**Exercise directions**. Each line in the entries below that holds the string "true" must be copied.

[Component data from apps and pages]
+ + +

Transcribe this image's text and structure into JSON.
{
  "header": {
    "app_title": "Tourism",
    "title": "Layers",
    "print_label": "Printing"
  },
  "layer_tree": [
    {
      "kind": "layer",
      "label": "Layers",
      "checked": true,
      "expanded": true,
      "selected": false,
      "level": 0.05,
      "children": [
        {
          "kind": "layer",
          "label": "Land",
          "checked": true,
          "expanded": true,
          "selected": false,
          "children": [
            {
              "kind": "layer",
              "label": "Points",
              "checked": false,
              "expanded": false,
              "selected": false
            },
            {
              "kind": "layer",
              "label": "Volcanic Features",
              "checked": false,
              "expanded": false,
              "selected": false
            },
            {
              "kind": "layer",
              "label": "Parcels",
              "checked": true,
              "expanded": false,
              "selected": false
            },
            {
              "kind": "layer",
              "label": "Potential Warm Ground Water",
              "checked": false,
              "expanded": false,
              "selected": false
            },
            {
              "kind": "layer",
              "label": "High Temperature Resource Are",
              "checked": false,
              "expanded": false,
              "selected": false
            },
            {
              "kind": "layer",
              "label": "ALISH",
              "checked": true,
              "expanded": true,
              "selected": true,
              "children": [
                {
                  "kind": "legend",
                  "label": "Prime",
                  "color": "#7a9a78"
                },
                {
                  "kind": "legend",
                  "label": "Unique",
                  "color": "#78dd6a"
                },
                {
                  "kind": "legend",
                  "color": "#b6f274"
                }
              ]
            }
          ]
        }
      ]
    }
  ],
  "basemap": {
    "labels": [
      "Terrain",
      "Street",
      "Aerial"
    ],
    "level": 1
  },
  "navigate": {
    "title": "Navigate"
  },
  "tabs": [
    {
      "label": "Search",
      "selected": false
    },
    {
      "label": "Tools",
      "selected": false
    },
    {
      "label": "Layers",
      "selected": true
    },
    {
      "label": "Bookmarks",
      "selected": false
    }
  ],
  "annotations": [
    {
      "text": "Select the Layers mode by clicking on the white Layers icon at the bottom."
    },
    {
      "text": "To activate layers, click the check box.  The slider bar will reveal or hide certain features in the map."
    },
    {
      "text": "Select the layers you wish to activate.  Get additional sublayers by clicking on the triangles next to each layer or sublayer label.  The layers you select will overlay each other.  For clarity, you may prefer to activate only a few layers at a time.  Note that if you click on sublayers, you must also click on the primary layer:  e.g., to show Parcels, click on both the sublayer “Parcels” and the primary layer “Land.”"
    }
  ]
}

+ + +

**Completed exercise**.
      "checked": true,
      "expanded": true,
          "checked": true,
          "expanded": true,
              "checked": true,
              "checked": true,
              "expanded": true,
              "selected": true,
      "selected": true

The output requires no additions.